Describe any unexpected challenges you encountered and your methods for dealing with them: Our challenges include: 1. Thoroughly integrating Q&C skills and knowledge into the biology and related curricula requires substantial commitment and time. This can be achieved only when adequate resources are provided. 2. Deep collaboration among faculty across departments and courses has been crucial to success. We have been accomplishing this through frequent meetings and posting all changes on our Q&C Wiki. This ‘softening’ of departmental boundaries is one of the greatest achievements of the project, leading to other collaborative efforts. Again however, this can be achieved only when adequate resources are provided. 3. Introducing advanced Q&C topics in upper division courses requires that students begin with an adequate Q&C background. Satisfaction of prerequisite courses does not guarantee preparedness. To this end, we have developed an interactive web page where students can go at the beginning of each course for assistance with prerequisite knowledge in each course. 4. Program-wide assessment is a challenge because currently available tools do not cover Q&C skills needed for biologists.
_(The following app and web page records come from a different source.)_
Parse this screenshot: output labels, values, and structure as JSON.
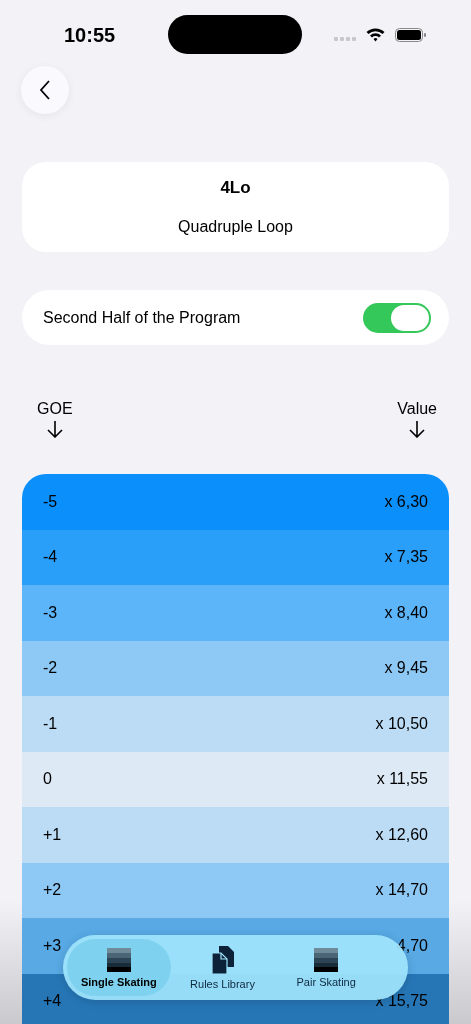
{
  "status_bar": {
    "time": "10:55"
  },
  "element": {
    "code": "4Lo",
    "name": "Quadruple Loop"
  },
  "second_half": {
    "label": "Second Half of the Program",
    "on": true
  },
  "columns": [
    "GOE",
    "Value"
  ],
  "rows": [
    {
      "goe": "-5",
      "value": "x 6,30",
      "color": "#0a8ffb"
    },
    {
      "goe": "-4",
      "value": "x 7,35",
      "color": "#2a9ffa"
    },
    {
      "goe": "-3",
      "value": "x 8,40",
      "color": "#5cb4f9"
    },
    {
      "goe": "-2",
      "value": "x 9,45",
      "color": "#8ec9f6"
    },
    {
      "goe": "-1",
      "value": "x 10,50",
      "color": "#bcdcf5"
    },
    {
      "goe": "0",
      "value": "x 11,55",
      "color": "#dde9f5"
    },
    {
      "goe": "+1",
      "value": "x 12,60",
      "color": "#bcdcf5"
    },
    {
      "goe": "+2",
      "value": "x 14,70",
      "color": "#8ec9f6"
    },
    {
      "goe": "+3",
      "value": "4,70",
      "color": "#58a9e4"
    },
    {
      "goe": "+4",
      "value": "x 15,75",
      "color": "#2676b6"
    }
  ],
  "tabs": [
    {
      "label": "Single Skating",
      "kind": "stripes",
      "selected": true
    },
    {
      "label": "Rules Library",
      "kind": "documents",
      "selected": false
    },
    {
      "label": "Pair Skating",
      "kind": "stripes",
      "selected": false
    }
  ]
}
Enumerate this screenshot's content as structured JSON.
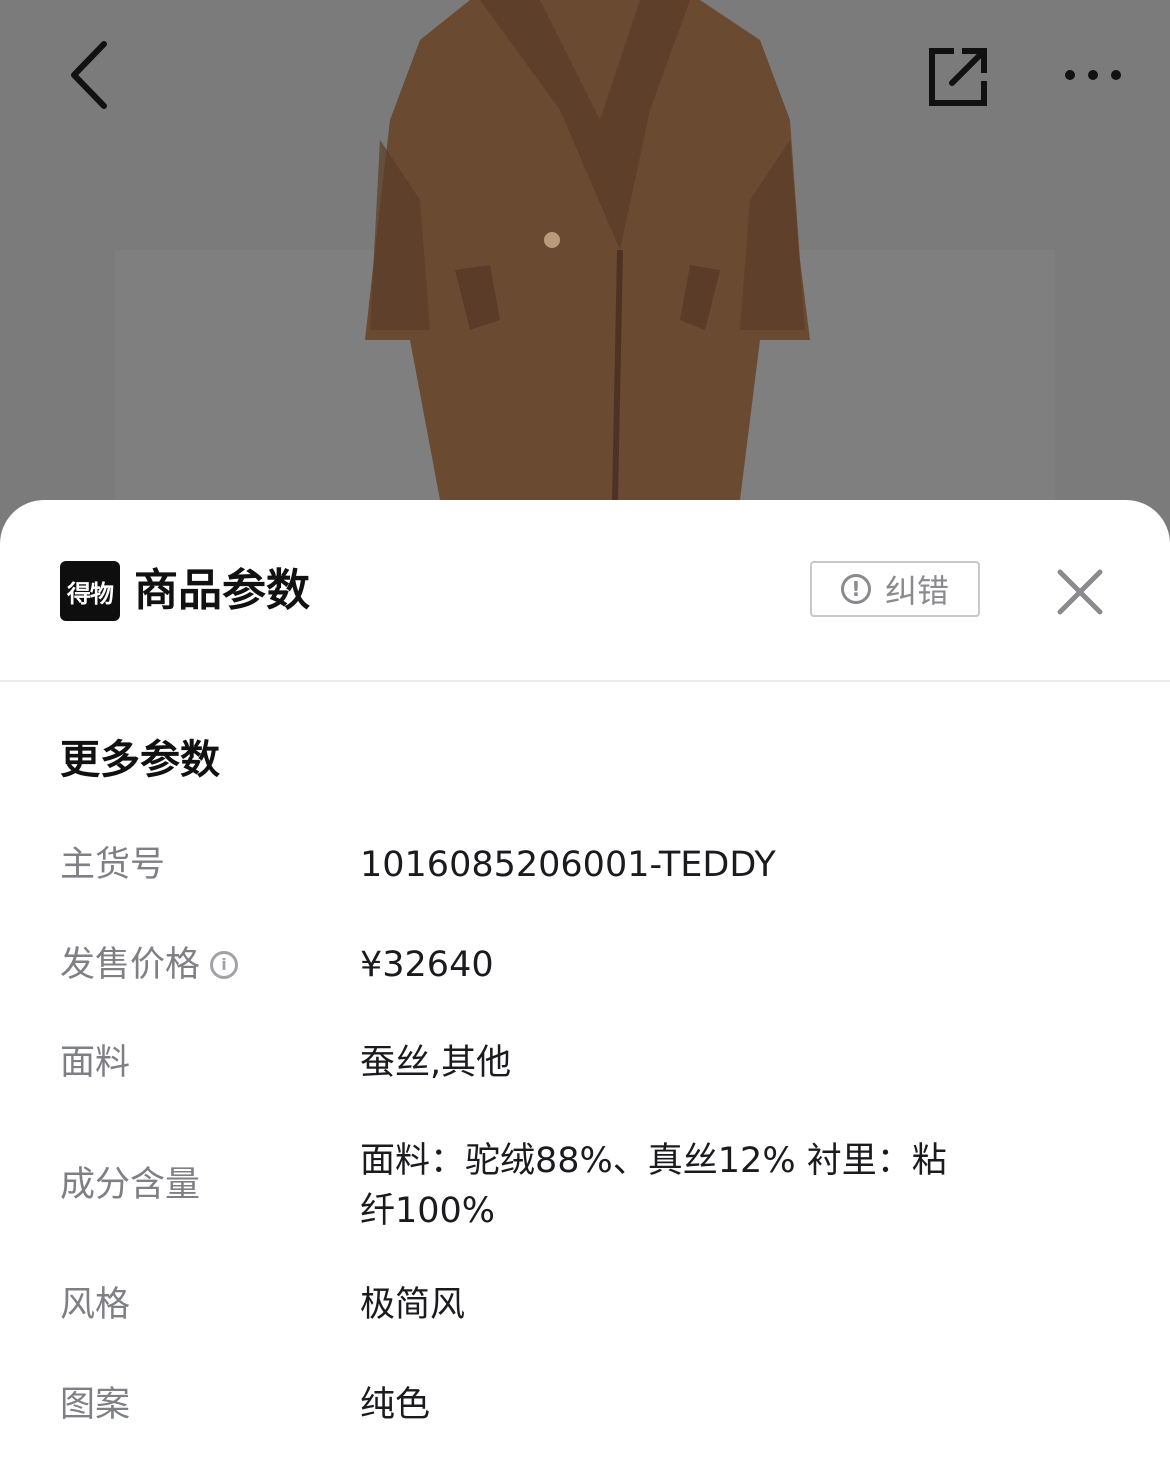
{
  "nav": {
    "back_icon": "chevron-left-icon",
    "share_icon": "share-external-icon",
    "more_icon": "more-horizontal-icon"
  },
  "sheet": {
    "logo_text": "得物",
    "title": "商品参数",
    "report_label": "纠错",
    "report_icon": "exclamation-circle-icon",
    "close_icon": "close-icon"
  },
  "section": {
    "title": "更多参数"
  },
  "params": [
    {
      "label": "主货号",
      "value": "1016085206001-TEDDY"
    },
    {
      "label": "发售价格",
      "value": "¥32640",
      "has_info": true
    },
    {
      "label": "面料",
      "value": "蚕丝,其他"
    },
    {
      "label": "成分含量",
      "value_line1": "面料：驼绒88%、真丝12% 衬里：粘",
      "value_line2": "纤100%"
    },
    {
      "label": "风格",
      "value": "极简风"
    },
    {
      "label": "图案",
      "value": "纯色"
    }
  ],
  "colors": {
    "overlay": "#7a7a7a",
    "coat": "#6b4a32",
    "label": "#7f7f86",
    "text": "#1b1b1f"
  }
}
Describe your completed dissemination activities and your plans for continuing dissemination: We are currently working on two journal articles on the outcomes of our curricular development and the outcomes of the social networking analysis. We also plan to disseminate this information using talks and posters at national meetings.

Acknowledgements: This project was funded by NIH -MARC Curriculum Improvement Implementation - Phase II grant number:5 T36 GM078002-03